(Page and application data records)

- - -

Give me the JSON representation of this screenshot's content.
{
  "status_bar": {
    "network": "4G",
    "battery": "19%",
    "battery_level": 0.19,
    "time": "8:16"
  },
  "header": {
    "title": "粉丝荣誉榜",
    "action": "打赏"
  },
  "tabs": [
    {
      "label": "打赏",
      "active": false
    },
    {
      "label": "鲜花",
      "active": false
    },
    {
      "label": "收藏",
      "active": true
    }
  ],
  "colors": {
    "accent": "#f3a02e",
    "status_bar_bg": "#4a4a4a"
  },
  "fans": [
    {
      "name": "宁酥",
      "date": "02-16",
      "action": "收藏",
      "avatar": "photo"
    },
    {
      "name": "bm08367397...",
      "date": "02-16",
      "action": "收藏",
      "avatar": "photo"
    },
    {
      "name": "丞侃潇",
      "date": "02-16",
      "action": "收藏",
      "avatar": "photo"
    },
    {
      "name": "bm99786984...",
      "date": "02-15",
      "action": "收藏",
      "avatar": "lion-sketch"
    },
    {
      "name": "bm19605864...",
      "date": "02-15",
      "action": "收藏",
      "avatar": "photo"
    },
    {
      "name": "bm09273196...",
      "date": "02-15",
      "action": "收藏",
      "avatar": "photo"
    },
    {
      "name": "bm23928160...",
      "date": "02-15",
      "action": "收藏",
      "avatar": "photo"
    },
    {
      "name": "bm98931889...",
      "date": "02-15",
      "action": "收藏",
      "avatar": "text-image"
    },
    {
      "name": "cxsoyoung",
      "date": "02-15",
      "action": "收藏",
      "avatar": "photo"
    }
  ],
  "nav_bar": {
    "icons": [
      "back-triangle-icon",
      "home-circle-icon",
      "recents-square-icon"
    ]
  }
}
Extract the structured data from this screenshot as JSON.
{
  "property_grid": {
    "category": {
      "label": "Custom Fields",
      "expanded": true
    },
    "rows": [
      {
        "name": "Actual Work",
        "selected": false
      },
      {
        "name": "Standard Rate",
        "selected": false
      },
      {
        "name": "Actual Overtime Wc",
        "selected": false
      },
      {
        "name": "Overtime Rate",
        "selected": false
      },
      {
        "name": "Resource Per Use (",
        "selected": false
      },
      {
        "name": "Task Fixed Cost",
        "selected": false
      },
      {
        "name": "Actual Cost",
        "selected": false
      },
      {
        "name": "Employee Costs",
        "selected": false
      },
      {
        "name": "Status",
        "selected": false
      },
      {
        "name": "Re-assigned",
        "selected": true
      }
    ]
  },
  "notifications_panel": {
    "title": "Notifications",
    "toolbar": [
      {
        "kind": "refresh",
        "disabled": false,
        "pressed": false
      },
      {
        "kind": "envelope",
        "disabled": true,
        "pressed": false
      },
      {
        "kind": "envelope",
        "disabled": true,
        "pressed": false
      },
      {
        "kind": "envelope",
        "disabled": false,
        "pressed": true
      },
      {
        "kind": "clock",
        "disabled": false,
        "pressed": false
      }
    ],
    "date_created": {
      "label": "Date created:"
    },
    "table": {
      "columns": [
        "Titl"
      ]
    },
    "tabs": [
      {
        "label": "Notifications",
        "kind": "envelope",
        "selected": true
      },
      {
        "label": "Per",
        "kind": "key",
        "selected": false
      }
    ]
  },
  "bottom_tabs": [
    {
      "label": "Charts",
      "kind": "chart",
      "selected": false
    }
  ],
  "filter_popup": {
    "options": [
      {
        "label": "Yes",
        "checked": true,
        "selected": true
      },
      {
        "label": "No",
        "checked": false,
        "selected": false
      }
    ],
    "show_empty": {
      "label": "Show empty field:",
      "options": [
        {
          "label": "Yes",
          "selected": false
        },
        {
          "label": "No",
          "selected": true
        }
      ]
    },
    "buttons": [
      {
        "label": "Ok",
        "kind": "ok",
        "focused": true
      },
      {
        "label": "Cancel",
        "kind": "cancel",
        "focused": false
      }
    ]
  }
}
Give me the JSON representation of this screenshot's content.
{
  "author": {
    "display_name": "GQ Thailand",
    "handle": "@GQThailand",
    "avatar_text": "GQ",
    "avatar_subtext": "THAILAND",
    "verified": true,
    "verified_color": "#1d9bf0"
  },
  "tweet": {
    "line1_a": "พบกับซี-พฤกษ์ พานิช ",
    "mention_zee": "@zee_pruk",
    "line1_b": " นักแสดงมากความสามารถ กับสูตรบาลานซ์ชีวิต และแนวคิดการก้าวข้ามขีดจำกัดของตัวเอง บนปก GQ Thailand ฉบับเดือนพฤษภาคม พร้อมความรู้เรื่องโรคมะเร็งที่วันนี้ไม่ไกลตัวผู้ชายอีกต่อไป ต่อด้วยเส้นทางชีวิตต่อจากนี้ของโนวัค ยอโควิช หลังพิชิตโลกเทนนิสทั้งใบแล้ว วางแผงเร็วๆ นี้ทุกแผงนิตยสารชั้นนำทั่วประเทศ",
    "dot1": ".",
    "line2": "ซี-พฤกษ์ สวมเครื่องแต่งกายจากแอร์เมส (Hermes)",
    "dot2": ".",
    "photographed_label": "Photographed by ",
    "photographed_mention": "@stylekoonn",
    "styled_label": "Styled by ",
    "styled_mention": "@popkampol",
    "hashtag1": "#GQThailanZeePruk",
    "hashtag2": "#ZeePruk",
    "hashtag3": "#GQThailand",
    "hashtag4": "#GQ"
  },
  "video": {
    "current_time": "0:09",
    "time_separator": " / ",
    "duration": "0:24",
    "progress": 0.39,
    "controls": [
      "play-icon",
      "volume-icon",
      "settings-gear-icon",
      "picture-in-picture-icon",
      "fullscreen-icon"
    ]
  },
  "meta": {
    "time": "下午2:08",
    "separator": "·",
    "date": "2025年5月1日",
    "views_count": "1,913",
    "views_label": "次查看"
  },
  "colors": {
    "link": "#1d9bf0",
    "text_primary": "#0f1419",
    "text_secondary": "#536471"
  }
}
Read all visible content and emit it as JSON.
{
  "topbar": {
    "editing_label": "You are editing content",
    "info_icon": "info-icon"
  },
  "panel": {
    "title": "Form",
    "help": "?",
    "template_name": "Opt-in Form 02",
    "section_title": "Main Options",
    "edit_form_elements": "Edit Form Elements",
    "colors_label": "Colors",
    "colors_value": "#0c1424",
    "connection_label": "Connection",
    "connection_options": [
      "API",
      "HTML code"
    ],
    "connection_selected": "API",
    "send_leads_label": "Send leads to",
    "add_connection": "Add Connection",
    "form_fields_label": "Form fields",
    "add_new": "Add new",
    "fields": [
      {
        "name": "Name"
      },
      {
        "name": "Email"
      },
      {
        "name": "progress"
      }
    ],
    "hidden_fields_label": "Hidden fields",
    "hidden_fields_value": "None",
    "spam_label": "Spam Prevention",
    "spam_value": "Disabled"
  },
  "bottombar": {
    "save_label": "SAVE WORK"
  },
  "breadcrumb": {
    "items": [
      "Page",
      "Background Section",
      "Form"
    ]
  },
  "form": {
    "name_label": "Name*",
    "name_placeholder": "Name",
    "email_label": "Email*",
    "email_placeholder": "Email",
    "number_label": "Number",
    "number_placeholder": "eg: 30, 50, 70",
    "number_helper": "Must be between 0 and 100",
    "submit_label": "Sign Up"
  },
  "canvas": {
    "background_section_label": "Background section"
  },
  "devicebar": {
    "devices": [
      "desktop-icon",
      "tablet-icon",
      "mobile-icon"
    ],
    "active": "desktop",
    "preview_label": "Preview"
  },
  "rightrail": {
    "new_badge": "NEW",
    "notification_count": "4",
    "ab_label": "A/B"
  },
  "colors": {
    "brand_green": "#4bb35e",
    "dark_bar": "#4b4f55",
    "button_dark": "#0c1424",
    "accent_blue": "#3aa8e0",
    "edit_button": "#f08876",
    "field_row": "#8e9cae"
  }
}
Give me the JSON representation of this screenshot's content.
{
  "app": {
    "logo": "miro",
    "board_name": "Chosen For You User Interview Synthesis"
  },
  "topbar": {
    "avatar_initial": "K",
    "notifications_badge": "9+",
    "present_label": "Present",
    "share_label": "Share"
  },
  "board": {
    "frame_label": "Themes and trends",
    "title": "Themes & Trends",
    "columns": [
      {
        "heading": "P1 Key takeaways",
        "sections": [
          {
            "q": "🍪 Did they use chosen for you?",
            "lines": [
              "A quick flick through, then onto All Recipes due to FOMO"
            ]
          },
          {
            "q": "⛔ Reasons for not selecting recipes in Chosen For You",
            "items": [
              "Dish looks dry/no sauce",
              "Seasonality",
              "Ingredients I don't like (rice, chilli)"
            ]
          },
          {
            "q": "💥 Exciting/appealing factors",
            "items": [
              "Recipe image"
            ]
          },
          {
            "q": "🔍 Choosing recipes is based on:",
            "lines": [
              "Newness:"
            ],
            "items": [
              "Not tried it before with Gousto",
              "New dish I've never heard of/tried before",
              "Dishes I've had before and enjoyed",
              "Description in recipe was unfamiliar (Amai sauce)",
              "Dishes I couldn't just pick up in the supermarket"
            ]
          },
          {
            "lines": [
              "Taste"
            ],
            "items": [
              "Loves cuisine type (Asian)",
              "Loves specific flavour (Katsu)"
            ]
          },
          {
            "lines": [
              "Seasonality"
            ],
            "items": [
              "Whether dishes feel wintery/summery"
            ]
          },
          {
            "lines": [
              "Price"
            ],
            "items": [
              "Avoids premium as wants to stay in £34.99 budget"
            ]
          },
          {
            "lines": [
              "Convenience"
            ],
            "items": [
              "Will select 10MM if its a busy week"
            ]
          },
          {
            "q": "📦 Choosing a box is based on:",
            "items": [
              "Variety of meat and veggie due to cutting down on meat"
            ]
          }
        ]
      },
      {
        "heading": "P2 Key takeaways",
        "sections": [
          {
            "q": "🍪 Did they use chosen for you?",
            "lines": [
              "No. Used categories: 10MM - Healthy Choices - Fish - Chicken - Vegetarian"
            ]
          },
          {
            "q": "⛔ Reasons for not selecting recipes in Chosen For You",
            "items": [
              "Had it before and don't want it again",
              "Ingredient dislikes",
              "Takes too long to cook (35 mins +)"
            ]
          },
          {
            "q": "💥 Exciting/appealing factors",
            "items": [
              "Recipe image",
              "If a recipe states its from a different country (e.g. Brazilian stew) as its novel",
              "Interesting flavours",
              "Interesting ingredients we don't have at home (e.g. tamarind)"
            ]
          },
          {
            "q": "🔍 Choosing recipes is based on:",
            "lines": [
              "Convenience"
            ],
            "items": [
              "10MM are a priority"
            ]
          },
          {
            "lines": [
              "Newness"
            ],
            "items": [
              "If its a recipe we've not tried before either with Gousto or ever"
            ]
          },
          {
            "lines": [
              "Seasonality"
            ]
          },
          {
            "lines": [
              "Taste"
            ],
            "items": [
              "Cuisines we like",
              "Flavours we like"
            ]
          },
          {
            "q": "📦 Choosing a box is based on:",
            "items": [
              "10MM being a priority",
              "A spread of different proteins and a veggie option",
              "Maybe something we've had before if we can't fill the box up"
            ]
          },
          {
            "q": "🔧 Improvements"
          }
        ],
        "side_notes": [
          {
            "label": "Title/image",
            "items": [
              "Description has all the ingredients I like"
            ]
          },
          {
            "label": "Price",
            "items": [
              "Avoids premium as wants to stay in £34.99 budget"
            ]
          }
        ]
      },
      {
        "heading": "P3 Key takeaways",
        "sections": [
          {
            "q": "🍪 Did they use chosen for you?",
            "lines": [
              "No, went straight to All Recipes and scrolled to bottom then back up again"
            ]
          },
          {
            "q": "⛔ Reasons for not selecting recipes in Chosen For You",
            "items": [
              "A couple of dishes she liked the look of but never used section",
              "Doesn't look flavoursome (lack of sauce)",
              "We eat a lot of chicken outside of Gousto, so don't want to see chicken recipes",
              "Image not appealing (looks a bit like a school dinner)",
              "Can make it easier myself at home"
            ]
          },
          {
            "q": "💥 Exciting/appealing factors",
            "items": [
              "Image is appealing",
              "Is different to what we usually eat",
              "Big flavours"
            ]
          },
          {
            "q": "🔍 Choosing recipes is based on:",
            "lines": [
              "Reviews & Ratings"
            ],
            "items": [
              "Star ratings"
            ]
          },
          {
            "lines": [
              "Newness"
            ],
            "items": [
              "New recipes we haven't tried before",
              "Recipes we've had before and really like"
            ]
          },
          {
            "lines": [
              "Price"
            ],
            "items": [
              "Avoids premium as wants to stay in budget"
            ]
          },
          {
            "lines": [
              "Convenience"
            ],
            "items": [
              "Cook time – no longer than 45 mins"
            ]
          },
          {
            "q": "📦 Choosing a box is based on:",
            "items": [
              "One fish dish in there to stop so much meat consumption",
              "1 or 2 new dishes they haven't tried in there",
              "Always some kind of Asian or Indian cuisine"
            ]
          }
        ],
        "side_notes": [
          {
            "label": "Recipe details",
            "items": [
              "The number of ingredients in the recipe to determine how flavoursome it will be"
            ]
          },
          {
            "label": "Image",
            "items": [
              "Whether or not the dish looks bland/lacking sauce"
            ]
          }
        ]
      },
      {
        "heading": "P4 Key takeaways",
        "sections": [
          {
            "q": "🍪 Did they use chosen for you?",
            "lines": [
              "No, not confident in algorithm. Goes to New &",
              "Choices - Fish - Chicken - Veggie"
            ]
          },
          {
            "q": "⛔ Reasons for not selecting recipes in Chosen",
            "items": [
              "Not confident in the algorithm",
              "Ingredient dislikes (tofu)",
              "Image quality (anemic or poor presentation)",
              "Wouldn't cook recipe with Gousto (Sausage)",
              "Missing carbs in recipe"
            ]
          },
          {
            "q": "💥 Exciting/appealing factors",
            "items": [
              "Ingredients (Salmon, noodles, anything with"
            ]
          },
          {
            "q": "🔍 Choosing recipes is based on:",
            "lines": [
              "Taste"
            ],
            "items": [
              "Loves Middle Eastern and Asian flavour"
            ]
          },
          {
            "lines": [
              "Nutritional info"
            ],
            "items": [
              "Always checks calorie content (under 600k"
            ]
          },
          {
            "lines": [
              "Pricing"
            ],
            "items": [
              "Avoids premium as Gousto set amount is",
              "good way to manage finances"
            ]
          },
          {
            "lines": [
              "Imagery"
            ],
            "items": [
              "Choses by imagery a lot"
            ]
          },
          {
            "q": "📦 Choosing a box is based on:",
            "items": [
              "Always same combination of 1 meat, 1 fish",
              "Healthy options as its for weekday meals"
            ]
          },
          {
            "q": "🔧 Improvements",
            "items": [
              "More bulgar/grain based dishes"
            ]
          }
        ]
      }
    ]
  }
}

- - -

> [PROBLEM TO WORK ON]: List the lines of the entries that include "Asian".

> [RESULT OF THE EXERCISE]:
              "Loves cuisine type (Asian)",
              "Always some kind of Asian or Indian cuisine"
              "Loves Middle Eastern and Asian flavour"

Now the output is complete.